Figure A5
 
Example images from Experiment 2 that are easy (A) and hard (B) to discriminate from texture-synth-matched examples in the largest patch size condition. The number below each image gives its rule-of-succession corrected proportion correct performance. Easy images are inhomogeneous whereas hard images tend to be texture-like.
Figure A5
 
Example images from Experiment 2 that are easy (A) and hard (B) to discriminate from texture-synth-matched examples in the largest patch size condition. The number below each image gives its rule-of-succession corrected proportion correct performance. Easy images are inhomogeneous whereas hard images tend to be texture-like.
Figure A6
 
The relationship between normalized fixation density (“empirical saliency”) and performance for the 200 individual images in Experiment 1, averaged over observers and task conditions. Fixation densities were normalized within patch size conditions because the absolute density values depended strongly on patch size. There is no evidence for a relationship between saliency and the discriminability of image patches; similar results were found for each patch size individually and for Experiment 2.
Figure A6
 
The relationship between normalized fixation density (“empirical saliency”) and performance for the 200 individual images in Experiment 1, averaged over observers and task conditions. Fixation densities were normalized within patch size conditions because the absolute density values depended strongly on patch size. There is no evidence for a relationship between saliency and the discriminability of image patches; similar results were found for each patch size individually and for Experiment 2.
Table A1
 
Bayesian repeated-measures ANOVA for the median gain parameter, Experiment 1. Notes: For each model, columns give the prior probability P(M), the posterior P(M|data), and the log of the model Bayes factor with respect to the null model. All models include subject as an additional factor. Error in estimating the BFs numerically were below 2%.
Table A1
 
Bayesian repeated-measures ANOVA for the median gain parameter, Experiment 1. Notes: For each model, columns give the prior probability P(M), the posterior P(M|data), and the log of the model Bayes factor with respect to the null model. All models include subject as an additional factor. Error in estimating the BFs numerically were below 2%.
Table A2
 
Bayesian repeated-measures ANOVA for the median gain parameter, Experiment 2. Notes: For each model, columns give the prior probability P(M), the posterior P(M|data), and the log of the model Bayes factor with respect to the null model. All models include subject as an additional factor. Error in estimating the BFs numerically were below 2.1%.
Table A2
 
Bayesian repeated-measures ANOVA for the median gain parameter, Experiment 2. Notes: For each model, columns give the prior probability P(M), the posterior P(M|data), and the log of the model Bayes factor with respect to the null model. All models include subject as an additional factor. Error in estimating the BFs numerically were below 2.1%.
×
×

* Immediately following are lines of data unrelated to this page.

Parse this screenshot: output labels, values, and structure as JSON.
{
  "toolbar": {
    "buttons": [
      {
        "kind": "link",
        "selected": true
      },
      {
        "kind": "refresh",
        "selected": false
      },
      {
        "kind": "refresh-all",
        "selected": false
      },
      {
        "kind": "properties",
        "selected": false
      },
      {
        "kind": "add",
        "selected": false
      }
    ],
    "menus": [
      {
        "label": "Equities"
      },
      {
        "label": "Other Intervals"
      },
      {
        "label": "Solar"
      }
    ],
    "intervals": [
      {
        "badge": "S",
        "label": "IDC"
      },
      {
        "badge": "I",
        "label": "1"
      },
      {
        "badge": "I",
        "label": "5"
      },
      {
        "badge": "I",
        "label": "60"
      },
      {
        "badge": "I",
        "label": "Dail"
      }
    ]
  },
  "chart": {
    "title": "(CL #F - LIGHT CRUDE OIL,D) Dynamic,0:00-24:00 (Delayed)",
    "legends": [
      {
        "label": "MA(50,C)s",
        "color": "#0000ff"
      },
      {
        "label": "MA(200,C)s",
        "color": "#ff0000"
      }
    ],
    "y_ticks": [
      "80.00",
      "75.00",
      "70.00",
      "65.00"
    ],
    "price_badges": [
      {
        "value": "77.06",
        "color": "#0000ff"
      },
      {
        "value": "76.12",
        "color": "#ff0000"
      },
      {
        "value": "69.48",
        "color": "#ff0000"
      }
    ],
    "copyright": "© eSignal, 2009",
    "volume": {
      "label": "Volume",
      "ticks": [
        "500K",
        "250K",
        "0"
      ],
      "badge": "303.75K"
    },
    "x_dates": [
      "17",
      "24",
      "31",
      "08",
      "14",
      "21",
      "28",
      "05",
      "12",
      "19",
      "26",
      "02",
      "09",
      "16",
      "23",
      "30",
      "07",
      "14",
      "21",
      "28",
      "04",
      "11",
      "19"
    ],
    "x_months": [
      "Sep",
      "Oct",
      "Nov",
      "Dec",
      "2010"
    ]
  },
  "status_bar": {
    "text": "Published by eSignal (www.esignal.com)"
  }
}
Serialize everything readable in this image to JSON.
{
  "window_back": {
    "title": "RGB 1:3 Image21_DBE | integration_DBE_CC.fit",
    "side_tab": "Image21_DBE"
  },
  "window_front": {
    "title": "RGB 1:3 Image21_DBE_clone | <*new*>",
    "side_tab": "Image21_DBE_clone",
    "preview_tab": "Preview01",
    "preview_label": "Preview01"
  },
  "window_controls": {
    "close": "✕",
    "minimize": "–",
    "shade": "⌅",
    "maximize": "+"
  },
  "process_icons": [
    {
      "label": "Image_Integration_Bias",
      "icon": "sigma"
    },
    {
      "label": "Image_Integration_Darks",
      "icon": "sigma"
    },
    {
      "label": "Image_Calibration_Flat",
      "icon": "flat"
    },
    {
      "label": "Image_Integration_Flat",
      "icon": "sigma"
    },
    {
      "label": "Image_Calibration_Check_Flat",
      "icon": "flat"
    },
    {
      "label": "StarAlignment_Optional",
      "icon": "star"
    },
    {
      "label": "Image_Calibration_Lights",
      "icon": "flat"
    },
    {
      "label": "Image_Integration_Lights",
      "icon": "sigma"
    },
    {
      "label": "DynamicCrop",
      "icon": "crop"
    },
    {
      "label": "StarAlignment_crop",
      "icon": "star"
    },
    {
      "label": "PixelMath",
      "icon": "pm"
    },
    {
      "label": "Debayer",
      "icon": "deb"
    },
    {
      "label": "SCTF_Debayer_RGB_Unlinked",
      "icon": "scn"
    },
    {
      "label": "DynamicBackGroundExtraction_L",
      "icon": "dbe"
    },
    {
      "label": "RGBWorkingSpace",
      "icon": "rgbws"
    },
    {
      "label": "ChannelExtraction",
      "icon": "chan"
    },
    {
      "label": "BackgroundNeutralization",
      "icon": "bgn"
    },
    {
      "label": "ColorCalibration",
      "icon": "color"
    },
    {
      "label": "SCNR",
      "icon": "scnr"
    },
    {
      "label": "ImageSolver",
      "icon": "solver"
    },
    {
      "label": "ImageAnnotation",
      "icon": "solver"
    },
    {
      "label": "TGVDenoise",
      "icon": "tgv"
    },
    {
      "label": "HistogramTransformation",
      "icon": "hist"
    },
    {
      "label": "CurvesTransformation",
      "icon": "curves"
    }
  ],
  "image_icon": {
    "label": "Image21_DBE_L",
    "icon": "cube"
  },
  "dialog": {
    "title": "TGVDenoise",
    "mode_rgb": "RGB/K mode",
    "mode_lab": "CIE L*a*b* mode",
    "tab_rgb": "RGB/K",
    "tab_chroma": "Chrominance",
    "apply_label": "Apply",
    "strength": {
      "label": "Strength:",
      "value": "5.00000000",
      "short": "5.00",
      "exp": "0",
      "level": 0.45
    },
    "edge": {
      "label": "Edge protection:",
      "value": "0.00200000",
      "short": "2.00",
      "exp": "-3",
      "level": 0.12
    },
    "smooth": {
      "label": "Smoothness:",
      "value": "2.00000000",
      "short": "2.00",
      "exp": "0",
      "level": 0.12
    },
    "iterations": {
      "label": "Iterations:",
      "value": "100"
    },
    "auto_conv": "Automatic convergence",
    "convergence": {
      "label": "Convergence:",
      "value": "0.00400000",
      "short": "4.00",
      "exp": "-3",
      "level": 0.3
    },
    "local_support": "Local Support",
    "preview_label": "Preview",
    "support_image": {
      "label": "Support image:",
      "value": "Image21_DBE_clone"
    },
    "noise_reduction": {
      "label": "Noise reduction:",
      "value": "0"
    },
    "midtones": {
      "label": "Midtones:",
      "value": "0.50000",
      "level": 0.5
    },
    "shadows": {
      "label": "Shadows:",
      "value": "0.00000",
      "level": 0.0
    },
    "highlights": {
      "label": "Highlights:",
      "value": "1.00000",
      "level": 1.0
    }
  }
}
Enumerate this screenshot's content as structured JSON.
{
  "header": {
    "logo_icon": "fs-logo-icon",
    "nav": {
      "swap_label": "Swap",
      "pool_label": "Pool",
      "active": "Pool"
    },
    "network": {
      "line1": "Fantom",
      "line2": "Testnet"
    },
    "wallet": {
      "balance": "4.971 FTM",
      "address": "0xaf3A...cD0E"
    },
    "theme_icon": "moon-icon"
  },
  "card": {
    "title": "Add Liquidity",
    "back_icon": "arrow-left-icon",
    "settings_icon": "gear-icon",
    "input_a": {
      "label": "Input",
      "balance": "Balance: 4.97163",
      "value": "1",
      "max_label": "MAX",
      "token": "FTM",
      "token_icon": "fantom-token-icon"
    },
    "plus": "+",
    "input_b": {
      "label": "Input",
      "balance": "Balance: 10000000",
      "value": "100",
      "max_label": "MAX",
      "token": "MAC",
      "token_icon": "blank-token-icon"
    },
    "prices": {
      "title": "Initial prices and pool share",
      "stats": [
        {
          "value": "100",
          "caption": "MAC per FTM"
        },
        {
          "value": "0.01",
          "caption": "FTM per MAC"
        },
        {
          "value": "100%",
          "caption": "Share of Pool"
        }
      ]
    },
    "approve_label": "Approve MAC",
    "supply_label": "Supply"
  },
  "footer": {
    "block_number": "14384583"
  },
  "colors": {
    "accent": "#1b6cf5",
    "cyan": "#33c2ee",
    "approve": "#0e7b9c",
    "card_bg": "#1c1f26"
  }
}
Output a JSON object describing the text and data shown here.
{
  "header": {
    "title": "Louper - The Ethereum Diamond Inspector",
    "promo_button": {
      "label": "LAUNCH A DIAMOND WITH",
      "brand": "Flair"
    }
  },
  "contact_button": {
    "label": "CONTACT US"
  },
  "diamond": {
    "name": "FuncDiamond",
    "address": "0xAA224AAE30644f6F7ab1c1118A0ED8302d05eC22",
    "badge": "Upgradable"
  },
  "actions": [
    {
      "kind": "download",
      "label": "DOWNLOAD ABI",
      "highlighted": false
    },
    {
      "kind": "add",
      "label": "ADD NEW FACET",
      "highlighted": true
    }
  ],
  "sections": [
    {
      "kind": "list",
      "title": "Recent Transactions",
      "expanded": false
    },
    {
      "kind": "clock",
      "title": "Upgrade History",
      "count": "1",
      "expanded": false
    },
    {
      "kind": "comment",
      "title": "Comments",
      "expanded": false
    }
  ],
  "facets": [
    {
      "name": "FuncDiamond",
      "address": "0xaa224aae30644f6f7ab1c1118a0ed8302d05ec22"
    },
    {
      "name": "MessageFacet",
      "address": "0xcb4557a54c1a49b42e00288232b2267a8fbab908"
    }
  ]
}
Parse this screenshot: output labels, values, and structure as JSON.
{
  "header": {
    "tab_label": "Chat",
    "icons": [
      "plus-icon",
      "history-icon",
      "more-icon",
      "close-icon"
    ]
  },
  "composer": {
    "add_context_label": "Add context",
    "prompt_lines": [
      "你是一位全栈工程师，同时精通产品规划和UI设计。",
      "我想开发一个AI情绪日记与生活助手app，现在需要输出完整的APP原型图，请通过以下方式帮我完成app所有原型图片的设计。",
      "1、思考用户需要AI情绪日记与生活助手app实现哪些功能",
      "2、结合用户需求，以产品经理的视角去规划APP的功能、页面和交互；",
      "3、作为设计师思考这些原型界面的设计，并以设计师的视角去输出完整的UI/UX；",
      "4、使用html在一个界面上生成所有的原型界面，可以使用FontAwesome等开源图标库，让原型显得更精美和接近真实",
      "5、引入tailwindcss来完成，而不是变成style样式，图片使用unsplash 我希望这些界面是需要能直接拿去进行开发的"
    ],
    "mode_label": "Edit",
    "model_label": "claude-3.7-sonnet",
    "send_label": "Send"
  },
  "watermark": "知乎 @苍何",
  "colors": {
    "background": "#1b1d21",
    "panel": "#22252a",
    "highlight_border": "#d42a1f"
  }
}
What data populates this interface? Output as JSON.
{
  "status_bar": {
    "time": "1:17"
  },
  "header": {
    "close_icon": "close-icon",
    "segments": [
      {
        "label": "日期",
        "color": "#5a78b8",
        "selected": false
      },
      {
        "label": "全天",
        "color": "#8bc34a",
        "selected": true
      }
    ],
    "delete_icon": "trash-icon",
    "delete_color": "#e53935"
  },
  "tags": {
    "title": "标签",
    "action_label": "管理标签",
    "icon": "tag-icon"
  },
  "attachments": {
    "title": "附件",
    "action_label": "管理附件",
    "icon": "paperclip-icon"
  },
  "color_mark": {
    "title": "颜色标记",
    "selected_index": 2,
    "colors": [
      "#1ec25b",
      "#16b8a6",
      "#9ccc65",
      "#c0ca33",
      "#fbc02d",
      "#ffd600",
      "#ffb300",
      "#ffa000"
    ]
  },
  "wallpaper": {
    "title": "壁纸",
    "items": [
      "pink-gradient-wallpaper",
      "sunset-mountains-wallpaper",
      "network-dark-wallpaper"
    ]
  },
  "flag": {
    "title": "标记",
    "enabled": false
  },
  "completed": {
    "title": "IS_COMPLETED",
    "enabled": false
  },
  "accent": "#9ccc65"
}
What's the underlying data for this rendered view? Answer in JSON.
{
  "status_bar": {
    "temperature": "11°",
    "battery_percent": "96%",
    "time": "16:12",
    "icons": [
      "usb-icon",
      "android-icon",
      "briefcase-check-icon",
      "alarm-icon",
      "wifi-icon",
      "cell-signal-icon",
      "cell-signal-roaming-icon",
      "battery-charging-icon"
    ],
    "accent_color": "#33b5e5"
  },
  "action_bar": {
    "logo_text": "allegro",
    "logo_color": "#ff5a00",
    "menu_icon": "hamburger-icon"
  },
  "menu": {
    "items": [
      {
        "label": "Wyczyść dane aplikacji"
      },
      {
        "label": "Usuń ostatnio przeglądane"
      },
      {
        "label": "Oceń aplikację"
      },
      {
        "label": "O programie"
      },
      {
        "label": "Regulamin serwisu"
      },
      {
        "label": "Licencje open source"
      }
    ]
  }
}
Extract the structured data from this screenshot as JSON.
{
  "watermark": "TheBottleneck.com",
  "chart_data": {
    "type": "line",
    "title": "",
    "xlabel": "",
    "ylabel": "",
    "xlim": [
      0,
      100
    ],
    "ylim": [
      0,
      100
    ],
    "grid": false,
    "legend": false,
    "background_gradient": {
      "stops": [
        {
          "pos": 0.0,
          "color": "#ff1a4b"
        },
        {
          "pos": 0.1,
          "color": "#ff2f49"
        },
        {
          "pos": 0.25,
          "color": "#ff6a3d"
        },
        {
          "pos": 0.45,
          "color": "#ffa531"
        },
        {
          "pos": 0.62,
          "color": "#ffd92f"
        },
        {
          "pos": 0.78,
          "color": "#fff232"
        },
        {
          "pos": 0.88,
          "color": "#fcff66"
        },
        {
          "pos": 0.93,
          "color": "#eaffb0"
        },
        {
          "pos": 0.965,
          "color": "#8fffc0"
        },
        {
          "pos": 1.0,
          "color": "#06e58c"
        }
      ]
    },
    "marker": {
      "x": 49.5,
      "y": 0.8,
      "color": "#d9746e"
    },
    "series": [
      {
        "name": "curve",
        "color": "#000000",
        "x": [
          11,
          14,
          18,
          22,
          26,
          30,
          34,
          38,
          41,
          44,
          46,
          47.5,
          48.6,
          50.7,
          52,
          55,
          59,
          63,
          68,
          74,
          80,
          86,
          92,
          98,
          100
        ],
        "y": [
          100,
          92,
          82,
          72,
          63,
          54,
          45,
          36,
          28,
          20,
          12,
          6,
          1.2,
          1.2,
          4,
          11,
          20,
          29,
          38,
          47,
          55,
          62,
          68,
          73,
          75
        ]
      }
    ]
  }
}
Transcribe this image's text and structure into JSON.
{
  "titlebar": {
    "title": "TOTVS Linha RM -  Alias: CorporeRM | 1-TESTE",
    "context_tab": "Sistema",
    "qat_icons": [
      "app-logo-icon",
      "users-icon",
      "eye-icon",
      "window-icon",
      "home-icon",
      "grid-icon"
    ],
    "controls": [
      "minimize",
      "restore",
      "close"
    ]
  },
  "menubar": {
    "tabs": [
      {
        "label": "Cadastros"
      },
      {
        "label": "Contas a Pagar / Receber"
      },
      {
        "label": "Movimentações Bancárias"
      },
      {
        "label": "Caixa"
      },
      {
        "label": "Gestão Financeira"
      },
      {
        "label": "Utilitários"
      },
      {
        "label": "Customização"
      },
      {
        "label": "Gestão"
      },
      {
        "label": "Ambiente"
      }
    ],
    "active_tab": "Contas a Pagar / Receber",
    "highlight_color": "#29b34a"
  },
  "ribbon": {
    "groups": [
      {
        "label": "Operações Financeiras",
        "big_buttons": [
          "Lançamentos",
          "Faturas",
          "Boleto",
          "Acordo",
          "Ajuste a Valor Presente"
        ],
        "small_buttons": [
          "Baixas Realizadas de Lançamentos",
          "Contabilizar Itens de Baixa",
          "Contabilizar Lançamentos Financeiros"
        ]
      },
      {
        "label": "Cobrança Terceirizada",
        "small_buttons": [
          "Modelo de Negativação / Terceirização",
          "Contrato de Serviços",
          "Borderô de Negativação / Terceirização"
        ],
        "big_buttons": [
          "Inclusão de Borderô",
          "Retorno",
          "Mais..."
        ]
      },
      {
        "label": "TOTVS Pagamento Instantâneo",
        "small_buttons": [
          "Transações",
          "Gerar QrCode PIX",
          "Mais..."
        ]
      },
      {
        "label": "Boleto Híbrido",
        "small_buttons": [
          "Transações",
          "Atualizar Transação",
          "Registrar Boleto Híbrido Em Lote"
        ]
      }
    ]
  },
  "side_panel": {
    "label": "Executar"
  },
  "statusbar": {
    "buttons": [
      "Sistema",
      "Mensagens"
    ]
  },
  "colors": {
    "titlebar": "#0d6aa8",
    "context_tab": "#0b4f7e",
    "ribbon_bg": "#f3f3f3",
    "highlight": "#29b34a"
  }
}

This PDF is available to Subscribers Only

Sign in or purchase a subscription to access this content. ×

You must be signed into an individual account to use this feature.

×